This summer is on course to be the hottest since record-keeping began, in the world's largest country. Towns usually still blanketed by snow at this time of year are experiencing a blazing heatwave, thanks to the escalating climate crisis.

The effects of global warming have arrived and are already causing problems, especially in Siberia. A massive oil spill in the far northern mining city of Norilsk earlier this year was declared a federal emergency, after a pipeline sank into the mud and broke. The accident, which will take decades to clean up, was blamed on melting permafrost - the result of unusually high temperatures.


Comment: Note that a heatwave in the Arctic does not equal GLOBAL warming, because by all accounts temperatures around the planet are plummeting, including temperatures in the atmosphere.


Comment: What is clear from the above is that our planet is under going a significant shift, little of which is explained by the now debunked theory of 'global warming': For more on what's happening on our planet, check out SOTT radio's:

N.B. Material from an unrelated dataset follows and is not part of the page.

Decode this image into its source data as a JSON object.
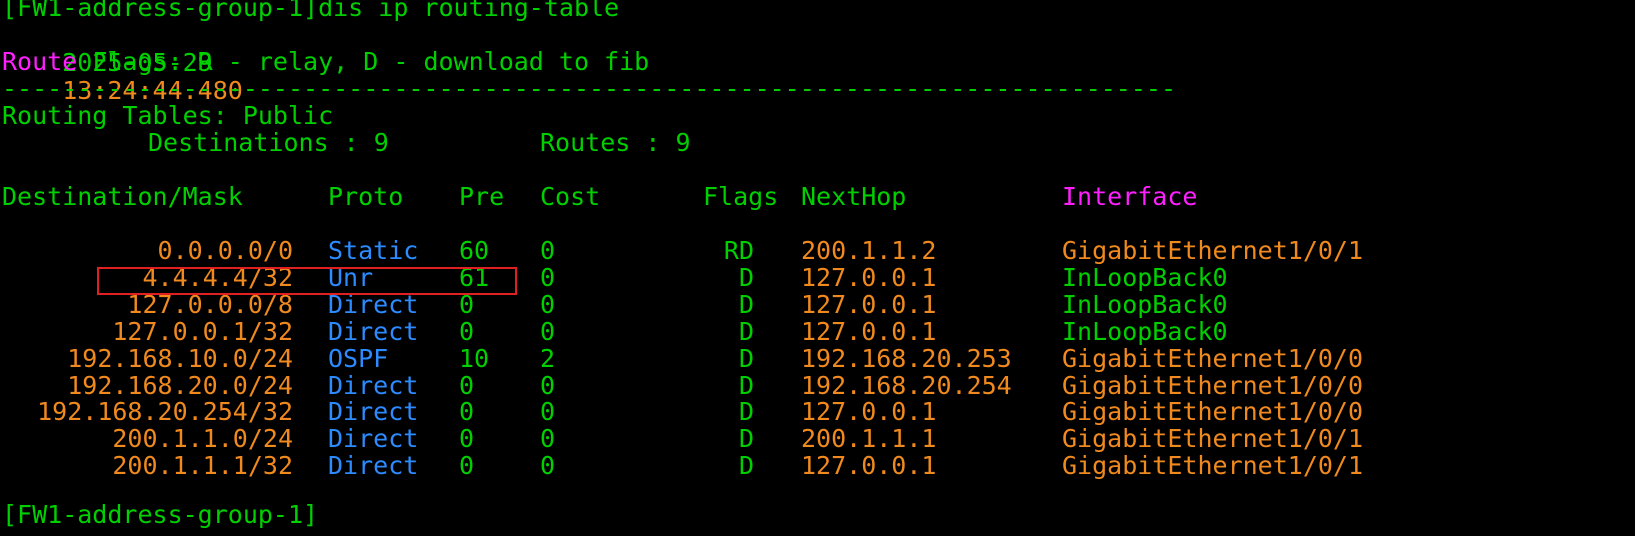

Ice Cube

Adapt 2030 Ice Age Report: Saharan dust cloud & Greenland summer ice anomalies

Greenland record ice gains
Record gains of ice on Greenland which we should be celebrating but most media is silent from the enormous ice build this year into summer. Unusually large Saharan dust cloud Pulse One about to sweep through the Americas, followed by a larger concentration of dust later in July. Loss of 25,000 acres of fruit to hail in Spain.


Comment: See also:


Sun

Hottest Arctic temperature record likely set with 100-degree reading in Siberia

Record heat Siberia
© The Weather Channel (screen capture)
A Russian heat wave smashed an all-time record high in one Siberian town this weekend, possibly the hottest temperature on record so far north in the Arctic, continuing an off-the-charts warm year in what is typically one of coldest places on Earth.

The high temperature in Verkhoyansk, a town in northeast Russia about 260 miles south of the Arctic coast and about 6 miles north of the Arctic Circle, topped out at 38 degrees Celsius, or 100.4 degrees Fahrenheit, Saturday.

If that reading is found to be correct, that would smash the town's all-time record of 37.3 degrees Celsius - 99.1 degrees Fahrenheit - set on July 25, 1988. Temperature records in Verkhoyansk date to 1885.

It would also be the hottest temperature on record north of the Arctic Circle, according to Etienne Kapikian, a meteorologist with Meteo France.

The average high in late June in Verkhoyansk is only in the upper 60s, or around 20 degrees Celsius.

Comment: Weather swings in Siberia as extreme heat is followed by June snow, tornadoes and floods